• **EXERCISE**
This exercise requires an exact output of the listing, images omitted.
::::::::::
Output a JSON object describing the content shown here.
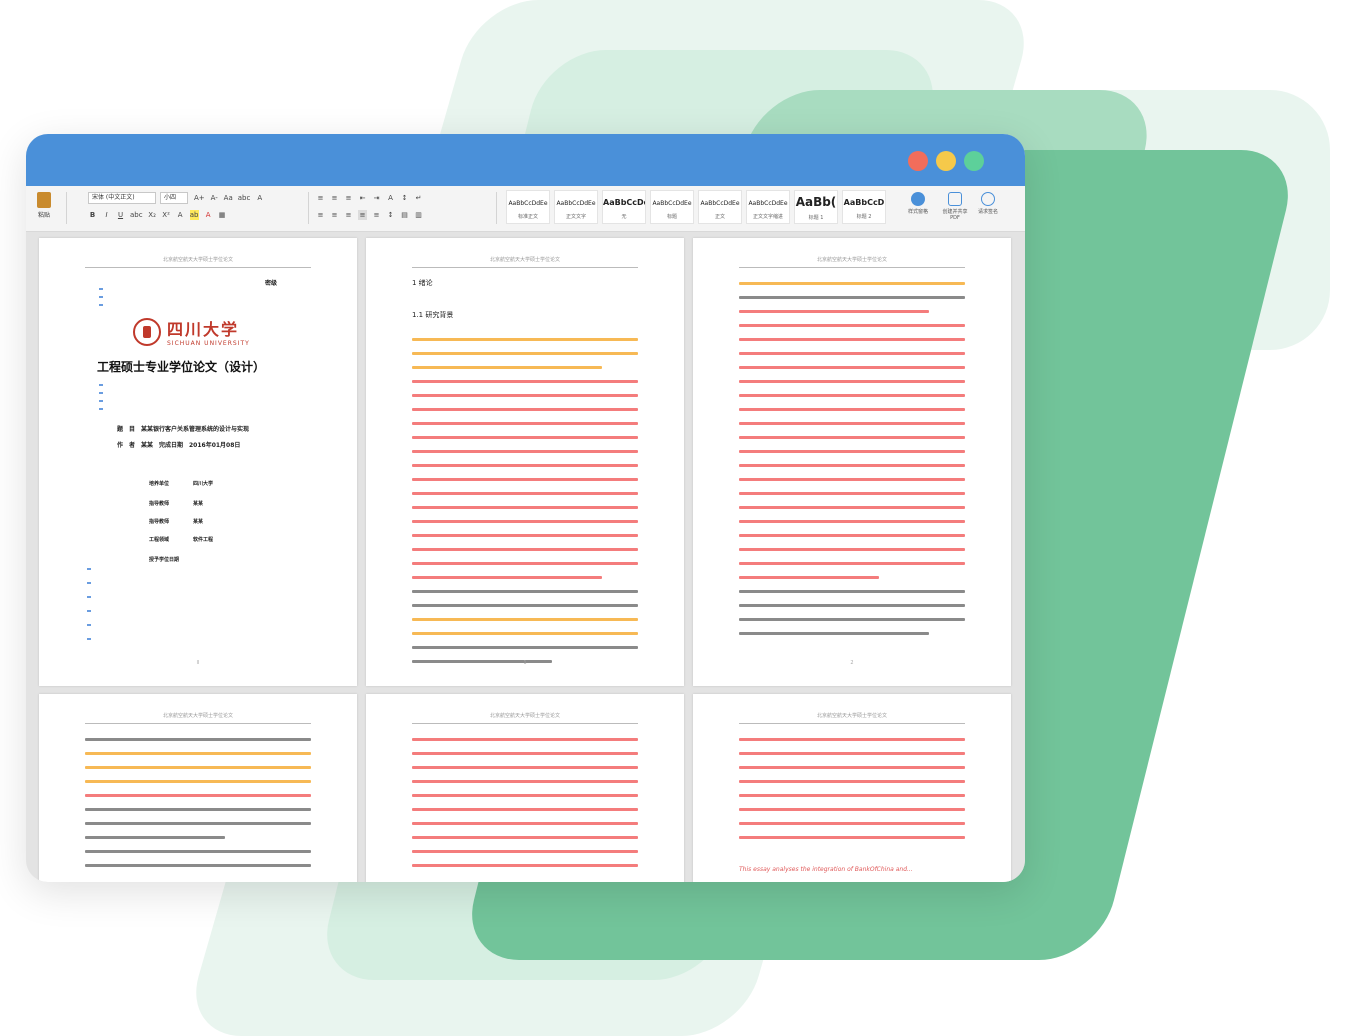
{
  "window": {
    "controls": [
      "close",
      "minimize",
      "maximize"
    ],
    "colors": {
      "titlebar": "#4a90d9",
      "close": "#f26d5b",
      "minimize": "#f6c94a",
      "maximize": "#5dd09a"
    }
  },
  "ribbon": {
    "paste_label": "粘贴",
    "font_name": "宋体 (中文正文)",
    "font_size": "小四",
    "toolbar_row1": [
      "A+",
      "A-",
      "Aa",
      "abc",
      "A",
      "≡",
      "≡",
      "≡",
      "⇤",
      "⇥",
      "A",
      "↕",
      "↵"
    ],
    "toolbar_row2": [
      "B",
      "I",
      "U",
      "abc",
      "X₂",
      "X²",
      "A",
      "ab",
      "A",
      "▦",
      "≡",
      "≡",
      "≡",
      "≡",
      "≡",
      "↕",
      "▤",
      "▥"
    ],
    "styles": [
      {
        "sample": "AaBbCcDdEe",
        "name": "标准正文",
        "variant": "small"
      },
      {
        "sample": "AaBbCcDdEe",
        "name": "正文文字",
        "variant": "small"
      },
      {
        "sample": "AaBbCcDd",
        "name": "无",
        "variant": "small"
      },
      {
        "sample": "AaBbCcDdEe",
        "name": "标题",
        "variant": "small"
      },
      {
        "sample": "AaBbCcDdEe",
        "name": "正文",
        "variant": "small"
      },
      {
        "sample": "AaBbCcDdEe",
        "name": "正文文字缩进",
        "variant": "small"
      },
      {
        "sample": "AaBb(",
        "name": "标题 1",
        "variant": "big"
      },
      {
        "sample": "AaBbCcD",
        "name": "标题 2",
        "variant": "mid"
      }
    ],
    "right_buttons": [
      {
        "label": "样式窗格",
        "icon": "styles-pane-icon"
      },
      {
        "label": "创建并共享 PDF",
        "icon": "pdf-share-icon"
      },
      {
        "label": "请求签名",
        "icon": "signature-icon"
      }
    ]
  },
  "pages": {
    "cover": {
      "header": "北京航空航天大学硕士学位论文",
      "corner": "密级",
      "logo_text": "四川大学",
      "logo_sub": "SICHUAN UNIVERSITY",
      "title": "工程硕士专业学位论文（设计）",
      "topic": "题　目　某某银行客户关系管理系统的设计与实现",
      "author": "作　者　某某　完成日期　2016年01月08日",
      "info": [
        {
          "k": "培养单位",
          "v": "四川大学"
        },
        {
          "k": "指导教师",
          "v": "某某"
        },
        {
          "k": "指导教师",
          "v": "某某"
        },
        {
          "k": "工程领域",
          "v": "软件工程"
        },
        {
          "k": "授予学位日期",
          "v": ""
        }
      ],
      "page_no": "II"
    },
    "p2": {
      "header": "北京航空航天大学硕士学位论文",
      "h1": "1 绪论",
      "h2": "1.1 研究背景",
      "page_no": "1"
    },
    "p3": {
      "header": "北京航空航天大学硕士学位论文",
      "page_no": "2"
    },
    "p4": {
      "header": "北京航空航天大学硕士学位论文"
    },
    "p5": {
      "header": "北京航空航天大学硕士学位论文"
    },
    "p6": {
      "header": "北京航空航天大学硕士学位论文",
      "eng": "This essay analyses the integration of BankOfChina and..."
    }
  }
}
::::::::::
• **YOUR SOLUTION**
Output a JSON object describing the content shown here.
{
  "window": {
    "controls": [
      "close",
      "minimize",
      "maximize"
    ],
    "colors": {
      "titlebar": "#4a90d9",
      "close": "#f26d5b",
      "minimize": "#f6c94a",
      "maximize": "#5dd09a"
    }
  },
  "ribbon": {
    "paste_label": "粘贴",
    "font_name": "宋体 (中文正文)",
    "font_size": "小四",
    "toolbar_row1": [
      "A+",
      "A-",
      "Aa",
      "abc",
      "A",
      "≡",
      "≡",
      "≡",
      "⇤",
      "⇥",
      "A",
      "↕",
      "↵"
    ],
    "toolbar_row2": [
      "B",
      "I",
      "U",
      "abc",
      "X₂",
      "X²",
      "A",
      "ab",
      "A",
      "▦",
      "≡",
      "≡",
      "≡",
      "≡",
      "≡",
      "↕",
      "▤",
      "▥"
    ],
    "styles": [
      {
        "sample": "AaBbCcDdEe",
        "name": "标准正文",
        "variant": "small"
      },
      {
        "sample": "AaBbCcDdEe",
        "name": "正文文字",
        "variant": "small"
      },
      {
        "sample": "AaBbCcDd",
        "name": "无",
        "variant": "small"
      },
      {
        "sample": "AaBbCcDdEe",
        "name": "标题",
        "variant": "small"
      },
      {
        "sample": "AaBbCcDdEe",
        "name": "正文",
        "variant": "small"
      },
      {
        "sample": "AaBbCcDdEe",
        "name": "正文文字缩进",
        "variant": "small"
      },
      {
        "sample": "AaBb(",
        "name": "标题 1",
        "variant": "big"
      },
      {
        "sample": "AaBbCcD",
        "name": "标题 2",
        "variant": "mid"
      }
    ],
    "right_buttons": [
      {
        "label": "样式窗格",
        "icon": "styles-pane-icon"
      },
      {
        "label": "创建并共享 PDF",
        "icon": "pdf-share-icon"
      },
      {
        "label": "请求签名",
        "icon": "signature-icon"
      }
    ]
  },
  "pages": {
    "cover": {
      "header": "北京航空航天大学硕士学位论文",
      "corner": "密级",
      "logo_text": "四川大学",
      "logo_sub": "SICHUAN UNIVERSITY",
      "title": "工程硕士专业学位论文（设计）",
      "topic": "题　目　某某银行客户关系管理系统的设计与实现",
      "author": "作　者　某某　完成日期　2016年01月08日",
      "info": [
        {
          "k": "培养单位",
          "v": "四川大学"
        },
        {
          "k": "指导教师",
          "v": "某某"
        },
        {
          "k": "指导教师",
          "v": "某某"
        },
        {
          "k": "工程领域",
          "v": "软件工程"
        },
        {
          "k": "授予学位日期",
          "v": ""
        }
      ],
      "page_no": "II"
    },
    "p2": {
      "header": "北京航空航天大学硕士学位论文",
      "h1": "1 绪论",
      "h2": "1.1 研究背景",
      "page_no": "1"
    },
    "p3": {
      "header": "北京航空航天大学硕士学位论文",
      "page_no": "2"
    },
    "p4": {
      "header": "北京航空航天大学硕士学位论文"
    },
    "p5": {
      "header": "北京航空航天大学硕士学位论文"
    },
    "p6": {
      "header": "北京航空航天大学硕士学位论文",
      "eng": "This essay analyses the integration of BankOfChina and..."
    }
  }
}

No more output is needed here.